Some weeks ago I wrote of the problem faced by all the Baltic countries in their relations with the outside world: their relative anonymity. A short time later, I was approached by an acquaintance of mine in one of Vilnius' better-known hostelries, who said: "Pork and butter."
"Sorry," I replied, confused. "Pork and butter," he insisted. "That's what Lithuania is famous for, or at least, it used to be. You know I was in England in the 1980s and met a man who asked me where I was from. I told him I was a Lithuanian who lived in America."
"Hmmm," said the Englishman, "a Lithuanian you say? When are you going to start sending us your pork and butter again? We used to eat it all the time before the war."
The Englishman spoke the truth, since the importance of agriculture to all three Baltic economies before the war would be difficult to underestimate.
Exports of dairy products, beef and pork were among the country's main foreign currency earners during the first independence period.
About pork, I have recently heard the charming story that some Lithuanian farmers would wash their pigs with soap and water before selling them for export to England, presumably so that the English buyers would be impressed with the sanitary conditions in which the pigs were kept.
In the mid-1930s, agriculture, together with other predominantly rural industries such as forestry, wood processing, paper and pulp milling, employed about 80 percent of the population of Lithuania, 65 percent of Latvia and 46 percent of Estonia.

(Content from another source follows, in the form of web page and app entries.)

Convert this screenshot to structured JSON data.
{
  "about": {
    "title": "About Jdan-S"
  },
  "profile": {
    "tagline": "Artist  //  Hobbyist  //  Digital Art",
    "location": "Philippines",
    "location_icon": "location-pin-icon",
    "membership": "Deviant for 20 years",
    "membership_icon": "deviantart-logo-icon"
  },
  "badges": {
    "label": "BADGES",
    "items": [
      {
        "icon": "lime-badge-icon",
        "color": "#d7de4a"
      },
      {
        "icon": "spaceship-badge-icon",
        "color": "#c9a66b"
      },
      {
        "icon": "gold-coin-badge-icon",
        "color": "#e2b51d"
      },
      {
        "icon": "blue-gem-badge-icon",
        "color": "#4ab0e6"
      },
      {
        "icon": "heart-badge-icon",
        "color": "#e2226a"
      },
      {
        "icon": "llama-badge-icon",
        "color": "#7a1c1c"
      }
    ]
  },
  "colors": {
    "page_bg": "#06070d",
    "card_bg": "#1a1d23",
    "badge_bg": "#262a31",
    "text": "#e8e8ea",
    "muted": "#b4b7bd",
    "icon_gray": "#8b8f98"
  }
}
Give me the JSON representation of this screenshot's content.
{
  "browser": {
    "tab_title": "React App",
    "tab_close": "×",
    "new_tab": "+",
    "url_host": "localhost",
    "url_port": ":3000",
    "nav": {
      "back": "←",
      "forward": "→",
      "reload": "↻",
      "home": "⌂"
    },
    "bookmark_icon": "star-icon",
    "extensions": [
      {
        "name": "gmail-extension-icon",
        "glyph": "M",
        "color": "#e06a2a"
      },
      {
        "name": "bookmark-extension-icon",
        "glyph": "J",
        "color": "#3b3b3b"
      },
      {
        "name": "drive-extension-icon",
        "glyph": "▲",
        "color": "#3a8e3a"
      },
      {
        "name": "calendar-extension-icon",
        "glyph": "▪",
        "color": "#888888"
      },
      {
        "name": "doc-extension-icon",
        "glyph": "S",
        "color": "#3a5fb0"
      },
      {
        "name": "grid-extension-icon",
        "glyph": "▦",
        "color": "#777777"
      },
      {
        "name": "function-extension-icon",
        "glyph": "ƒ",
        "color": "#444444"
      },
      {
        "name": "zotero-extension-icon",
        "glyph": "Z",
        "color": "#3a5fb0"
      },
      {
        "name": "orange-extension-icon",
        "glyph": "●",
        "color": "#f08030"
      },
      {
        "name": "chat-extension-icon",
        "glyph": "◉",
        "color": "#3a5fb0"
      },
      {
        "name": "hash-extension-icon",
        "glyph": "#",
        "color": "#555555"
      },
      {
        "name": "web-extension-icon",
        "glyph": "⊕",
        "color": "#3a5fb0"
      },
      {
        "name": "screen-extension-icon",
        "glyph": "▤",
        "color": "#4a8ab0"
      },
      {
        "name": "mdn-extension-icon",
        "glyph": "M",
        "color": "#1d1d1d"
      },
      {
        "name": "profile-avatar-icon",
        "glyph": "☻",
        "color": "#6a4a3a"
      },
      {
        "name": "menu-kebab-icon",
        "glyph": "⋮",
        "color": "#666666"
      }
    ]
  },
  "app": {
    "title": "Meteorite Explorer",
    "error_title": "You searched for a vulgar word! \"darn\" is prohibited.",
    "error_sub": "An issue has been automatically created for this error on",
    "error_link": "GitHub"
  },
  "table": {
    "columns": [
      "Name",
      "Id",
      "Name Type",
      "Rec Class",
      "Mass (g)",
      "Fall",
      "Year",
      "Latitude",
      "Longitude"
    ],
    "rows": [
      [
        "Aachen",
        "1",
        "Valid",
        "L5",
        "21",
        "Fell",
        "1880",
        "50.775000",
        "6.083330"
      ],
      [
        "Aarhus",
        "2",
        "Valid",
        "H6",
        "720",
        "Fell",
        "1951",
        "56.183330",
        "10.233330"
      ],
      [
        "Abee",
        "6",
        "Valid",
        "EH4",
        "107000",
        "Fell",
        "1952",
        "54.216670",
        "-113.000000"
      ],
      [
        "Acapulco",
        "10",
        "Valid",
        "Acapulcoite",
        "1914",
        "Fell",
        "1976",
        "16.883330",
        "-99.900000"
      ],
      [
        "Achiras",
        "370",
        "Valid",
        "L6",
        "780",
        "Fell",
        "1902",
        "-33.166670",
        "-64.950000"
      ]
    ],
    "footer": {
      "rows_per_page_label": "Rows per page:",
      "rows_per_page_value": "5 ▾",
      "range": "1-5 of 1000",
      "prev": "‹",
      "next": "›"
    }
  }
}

Despite the damage and the neglect of 50 years of collectivization in the countryside, in Lithuania today there is still a larger proportion of the population engaged in agriculture than in any other economic activity. The statistics show that by the end of 1997, 22 percent of the population worked in agriculture, compared to 17 percent in manufacturing and 15 percent in retail and trading.
Although this figure is in decline – it was over 24 percent in 1996 – it is still a huge percentage compared to most developed countries. In the UK, for example, only something like 4 percent of the population is engaged in agriculture and related industries.
It is almost certain however, that the reported numbers of people working in agriculture are misleading and that they help to explain another curious economic statistic, the unemployment figures.
Unemployment in Lithuania is decreasing and is expected to stabilize at around 6 percent for at least the next two to three years. Foreign analysts often look at this figure and scratch their heads.
"How can it be so low? Isn't Lithuania an economy in transition? What will happen as investment comes in? Won't economic growth lead very quickly to inflationary pressure given that the unemployment rate is so low?"
The key to understanding why it probably will not lies in the agricultural employment figures. The reported 22 percent actually masks a huge amount of under-employment and much of it represents the pool of available labor. In other words, as their economies continue to grow Lithuania and the other Baltic countries are likely to see rapid rural depopulation.
Travelling through the countryside, one gets a strong impression of the extent to which there are many people working tiny plots of land who are, effectively, the unrecorded unemployed.
Earnings are of course substantially lower in the agricultural sector than in any other – in Lithuania, the average monthly wage for a farmer is about $100 less than the national average of almost $250. As a foreigner, one really notices the difference in living standards between the Baltic capital cities and their country hinterland.
Ironically, among the best indicators of Baltic economic success will be not only fewer agricultural workers but also, in the short term at least, higher recorded unemployment.
Chris Butler is a Senior Manager with PricewaterhouseCoopers in Vilnius. If you have any questions or comments he can be contacted via TBT in Vilnius.